Mad Max: Fury Road * George Miller (2015)

Two years ago I felt like rewatching the original Mad Max trilogy. 30 Years after the third part (and 36 after the first!), the original director comes with ‘part 4’. Unfortunately he did/could not get Mel Gibson to play Mad Max.

“Fury Road” opens with the raw and apocalyptic feel of 1985 film, but soon evolves into nothing much more than a road trip through the desert. This time there was no need for Miller to build elaborate cities or Thunderdomes, just some fancy cars and weird characters. Even Mad Max seems to just happen to be present at the events in the film and hardly has the part he had in the original films. It almost looks like Miller wanted to make the weird vehicles again, but did not care too much about a story.

“Fury Road” is not boring and has some amusing findings, but it does not come anywhere near the films of three decades ago.

Mad Max trilogy * George Miller (1979/1981/1985)

I am sure that I did not see the “Mad Max” films when they were just out. I was just four years old when the first part came out and 10 when the last did. Still I remember that these films were quite something for my generation. I only remembered bits of the last part and especially Tina Turner playing in it. Curious what I would think about these film (almost) 30 years after they were made, I decided to watch the trilogy.
The first part is quite boring. Mel Gibson is Max and looks like a teenage policeman in some desert.

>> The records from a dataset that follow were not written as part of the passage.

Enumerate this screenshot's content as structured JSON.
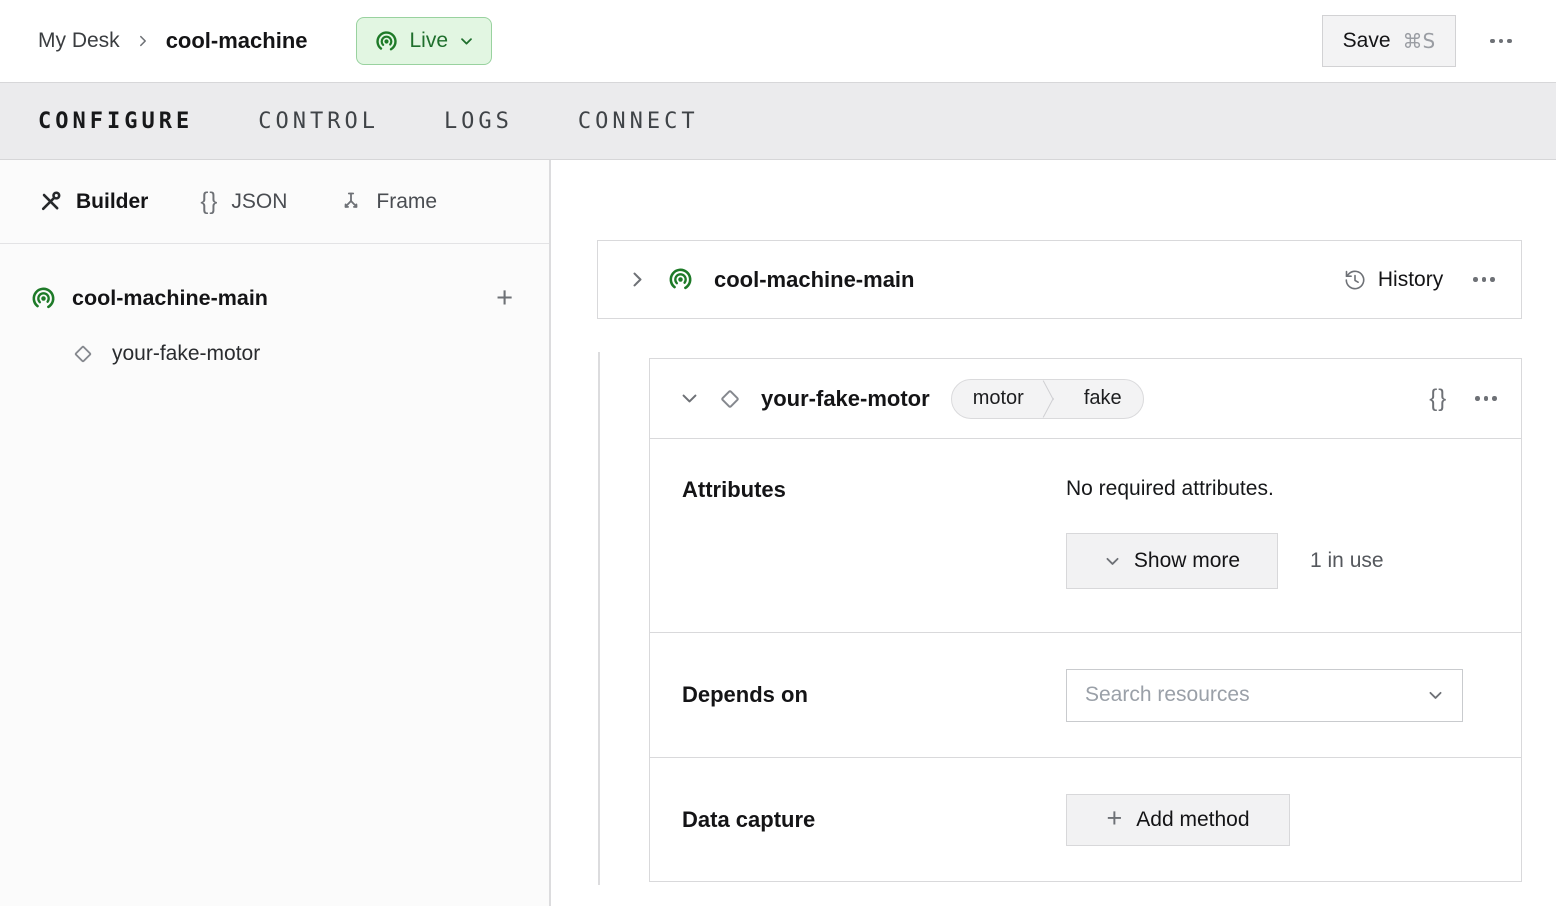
{
  "icons": {
    "plus": "+",
    "braces": "{}"
  },
  "topbar": {
    "breadcrumb": {
      "root": "My Desk",
      "current": "cool-machine"
    },
    "live_badge": "Live",
    "save_label": "Save",
    "save_shortcut": "⌘S"
  },
  "tabs": [
    {
      "label": "CONFIGURE",
      "active": true
    },
    {
      "label": "CONTROL",
      "active": false
    },
    {
      "label": "LOGS",
      "active": false
    },
    {
      "label": "CONNECT",
      "active": false
    }
  ],
  "sidebar": {
    "views": [
      {
        "label": "Builder",
        "active": true
      },
      {
        "label": "JSON",
        "active": false
      },
      {
        "label": "Frame",
        "active": false
      }
    ],
    "tree": {
      "part": "cool-machine-main",
      "component": "your-fake-motor"
    }
  },
  "main": {
    "part_card": {
      "title": "cool-machine-main",
      "history": "History"
    },
    "component_card": {
      "title": "your-fake-motor",
      "type_badge": "motor",
      "model_badge": "fake",
      "attributes": {
        "label": "Attributes",
        "empty_text": "No required attributes.",
        "show_more": "Show more",
        "in_use": "1 in use"
      },
      "depends_on": {
        "label": "Depends on",
        "placeholder": "Search resources"
      },
      "data_capture": {
        "label": "Data capture",
        "add_method": "Add method"
      }
    }
  },
  "colors": {
    "accent_green": "#1e7a28",
    "live_bg": "#e2f6e2",
    "live_border": "#99d29f",
    "live_text": "#1f6f2d",
    "card_border": "#d9d9db",
    "tabbar_bg": "#ebebed"
  }
}
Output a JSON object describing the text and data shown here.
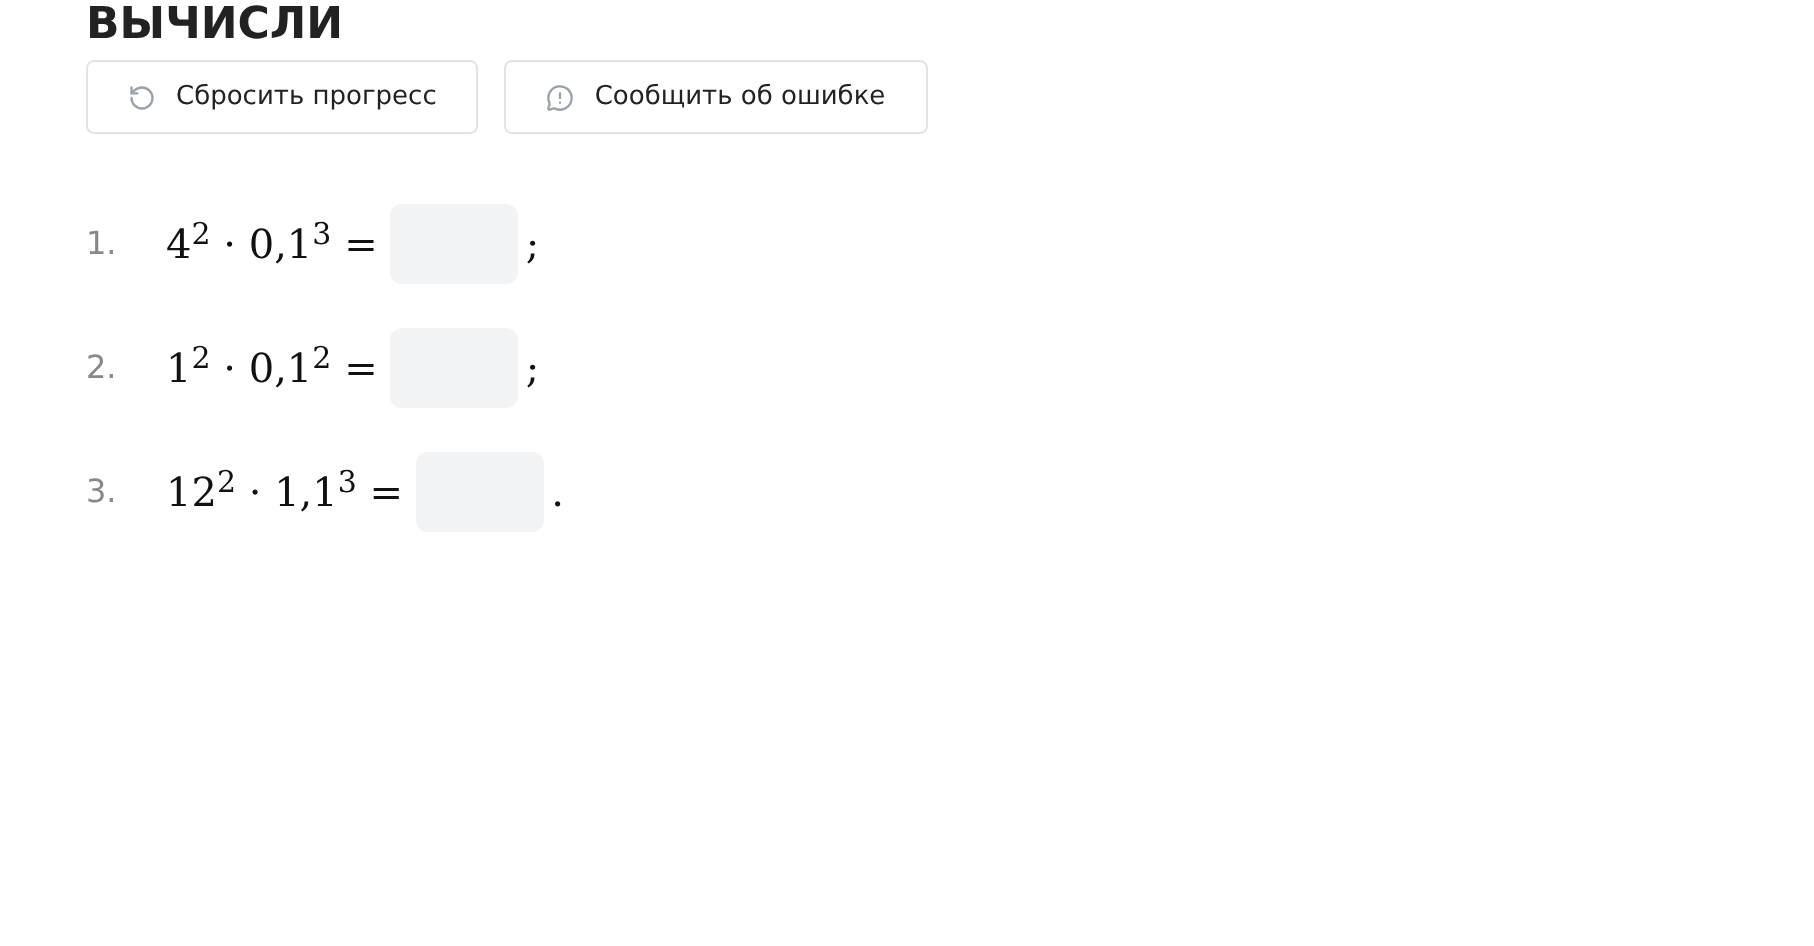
{
  "heading": "ВЫЧИСЛИ",
  "buttons": [
    {
      "kind": "reset",
      "label": "Сбросить прогресс"
    },
    {
      "kind": "report",
      "label": "Сообщить об ошибке"
    }
  ],
  "tasks": [
    {
      "number": "1.",
      "expression": "4$^{2}$ · 0,1$^{3}$ =",
      "punctuation": ";"
    },
    {
      "number": "2.",
      "expression": "1$^{2}$ · 0,1$^{2}$ =",
      "punctuation": ";"
    },
    {
      "number": "3.",
      "expression": "12$^{2}$ · 1,1$^{3}$ =",
      "punctuation": "."
    }
  ]
}
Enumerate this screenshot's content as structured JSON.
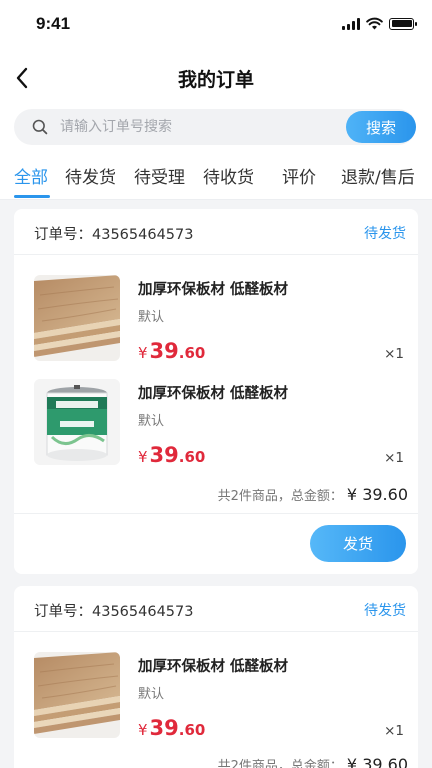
{
  "status_bar": {
    "time": "9:41"
  },
  "nav": {
    "title": "我的订单"
  },
  "search": {
    "placeholder": "请输入订单号搜索",
    "button": "搜索"
  },
  "tabs": [
    {
      "label": "全部",
      "active": true
    },
    {
      "label": "待发货",
      "active": false
    },
    {
      "label": "待受理",
      "active": false
    },
    {
      "label": "待收货",
      "active": false
    },
    {
      "label": "评价",
      "active": false
    },
    {
      "label": "退款/售后",
      "active": false
    }
  ],
  "orders": [
    {
      "order_no": "订单号：43565464573",
      "status": "待发货",
      "items": [
        {
          "name": "加厚环保板材 低醛板材",
          "spec": "默认",
          "currency": "¥",
          "price_int": "39",
          "price_dec": ".60",
          "qty": "×1",
          "image": "wood-board"
        },
        {
          "name": "加厚环保板材 低醛板材",
          "spec": "默认",
          "currency": "¥",
          "price_int": "39",
          "price_dec": ".60",
          "qty": "×1",
          "image": "paint-bucket"
        }
      ],
      "summary": "共2件商品，总金额：",
      "total": "¥ 39.60",
      "action": "发货"
    },
    {
      "order_no": "订单号：43565464573",
      "status": "待发货",
      "items": [
        {
          "name": "加厚环保板材 低醛板材",
          "spec": "默认",
          "currency": "¥",
          "price_int": "39",
          "price_dec": ".60",
          "qty": "×1",
          "image": "wood-board"
        }
      ],
      "summary": "共2件商品，总金额：",
      "total": "¥ 39.60"
    }
  ],
  "colors": {
    "accent": "#2a95ec",
    "price": "#e0293b",
    "background": "#f3f4f6"
  }
}
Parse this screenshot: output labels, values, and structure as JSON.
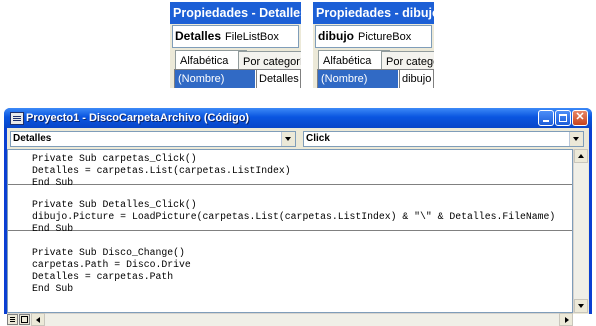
{
  "properties_windows": [
    {
      "title": "Propiedades - Detalles",
      "object_name": "Detalles",
      "object_type": "FileListBox",
      "tabs": [
        "Alfabética",
        "Por categoría"
      ],
      "selected_property": "(Nombre)",
      "selected_value": "Detalles"
    },
    {
      "title": "Propiedades - dibujo",
      "object_name": "dibujo",
      "object_type": "PictureBox",
      "tabs": [
        "Alfabética",
        "Por categoría"
      ],
      "selected_property": "(Nombre)",
      "selected_value": "dibujo"
    }
  ],
  "code_window": {
    "title": "Proyecto1 - DiscoCarpetaArchivo (Código)",
    "object_combo": "Detalles",
    "procedure_combo": "Click",
    "procedures": [
      [
        "Private Sub carpetas_Click()",
        "Detalles = carpetas.List(carpetas.ListIndex)",
        "End Sub"
      ],
      [
        "Private Sub Detalles_Click()",
        "dibujo.Picture = LoadPicture(carpetas.List(carpetas.ListIndex) & \"\\\" & Detalles.FileName)",
        "End Sub"
      ],
      [
        "Private Sub Disco_Change()",
        "carpetas.Path = Disco.Drive",
        "Detalles = carpetas.Path",
        "End Sub"
      ]
    ]
  },
  "colors": {
    "title_active": "#0a55e0",
    "properties_title": "#1c5fd6",
    "selection": "#316ac5"
  }
}
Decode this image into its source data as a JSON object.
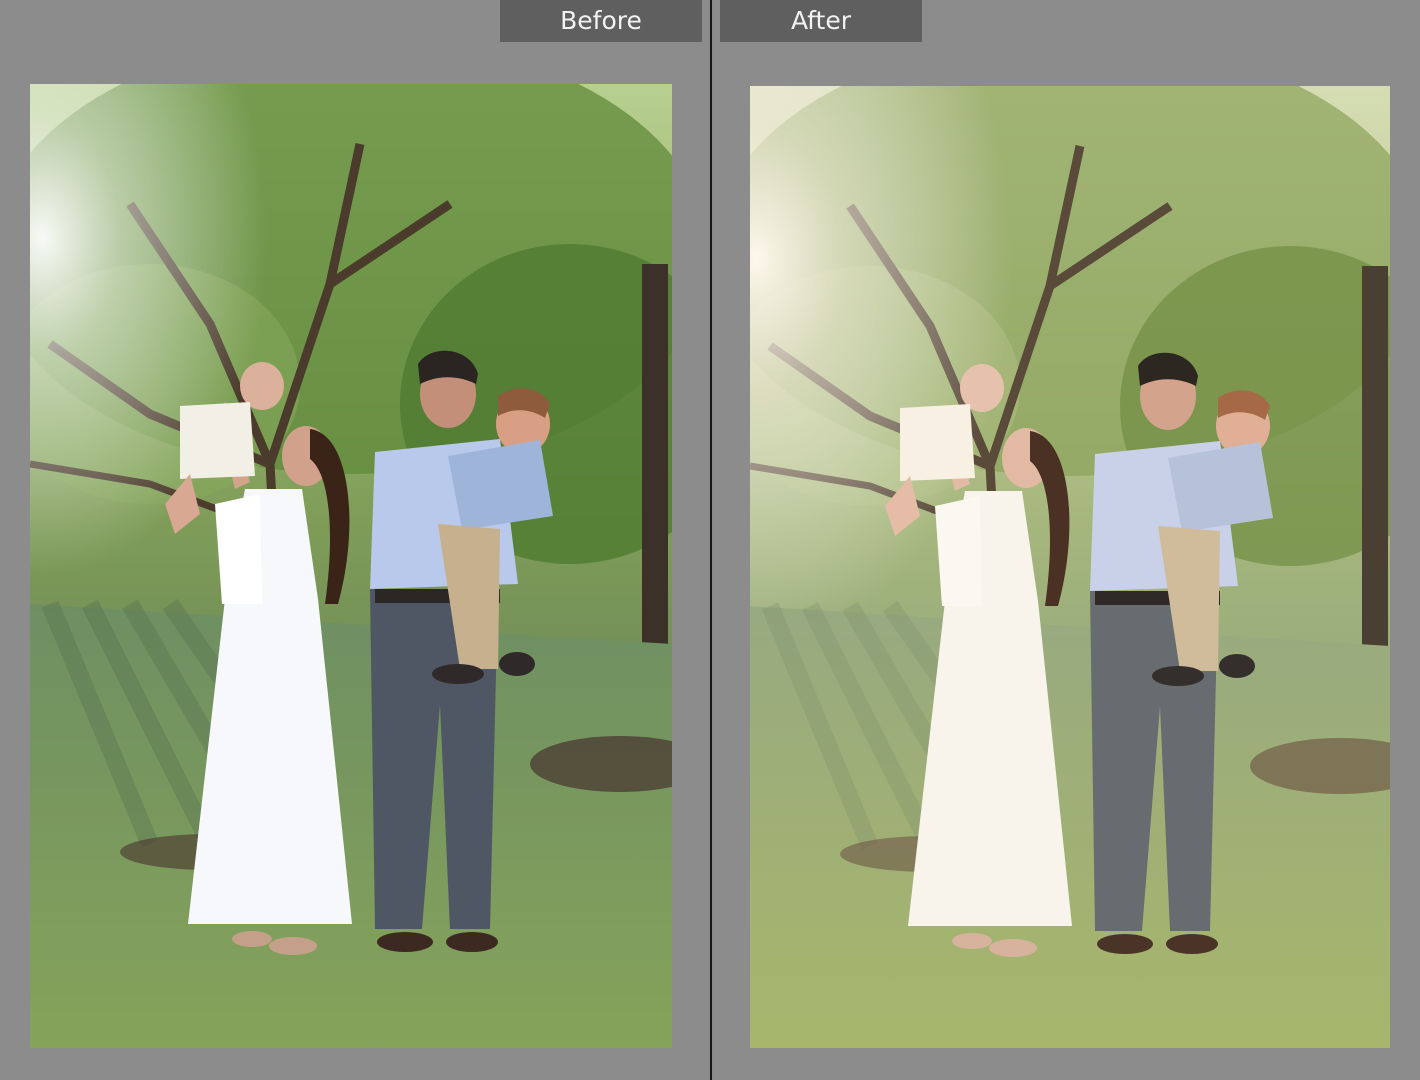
{
  "compare_view": {
    "before_label": "Before",
    "after_label": "After"
  },
  "colors": {
    "workspace_bg": "#8c8c8c",
    "label_bg": "#5f5f5f",
    "label_text": "#f2f2f2",
    "divider": "#151515"
  }
}
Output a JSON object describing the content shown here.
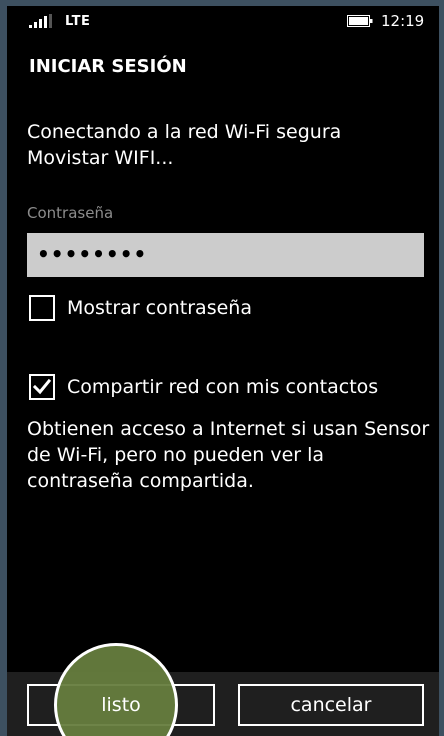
{
  "status_bar": {
    "network": "LTE",
    "time": "12:19",
    "signal_icon": "signal-strength-icon",
    "battery_icon": "battery-icon"
  },
  "dialog": {
    "title": "INICIAR SESIÓN",
    "message": "Conectando a la red Wi-Fi segura Movistar WIFI...",
    "password": {
      "label": "Contraseña",
      "value": "••••••••"
    },
    "show_password": {
      "label": "Mostrar contraseña",
      "checked": false
    },
    "share_network": {
      "label": "Compartir red con mis contactos",
      "checked": true
    },
    "description": "Obtienen acceso a Internet si usan Sensor de Wi-Fi, pero no pueden ver la contraseña compartida."
  },
  "app_bar": {
    "done_label": "listo",
    "cancel_label": "cancelar"
  },
  "colors": {
    "background": "#000000",
    "text": "#ffffff",
    "label_gray": "#8c8c8c",
    "input_background": "#cccccc",
    "tap_highlight": "#667d3e"
  }
}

The first part does not have much of apocalyptic scifi elements, a bit more so of this is in part 2. Max became “the man with nothing to loose” and apparently is no longer an officer of the law. The bleak future progressed into a world in which there is nothing but desert. The life of old largely disappeared, but the need for oil is as big as it was, but it is much harder to get. Therefor different gangs violently try to lay there hands on fuel. Some group has created some sort of enclave eround an oil pump, of course other groups have plans with it too. The punker-gangs of the first part became even more furious, the rest of the world savage-like wanderers. The opening scenes of “the road warrior” (as part 2 is subtitled) make the bridge to the third part in which we find Max entering the desert city of Bartertown in with Aunty Entity (Tina Turner) rules, or does she? Bartertown has a violent set of laws, but people with an argument get “a fair fight” in the thunderdome in which “two men enter, one man leaves”. Max enters and leaves Bartertown and has some other adventures.
The “Mad Max” films do not look as dated as I expected. Part 2 and 3 are still as gloomy and apocalyptic as I remembered. Not as exiting anymore perhaps, but they still are entertaining films with a couple of nice, critical references to modern society.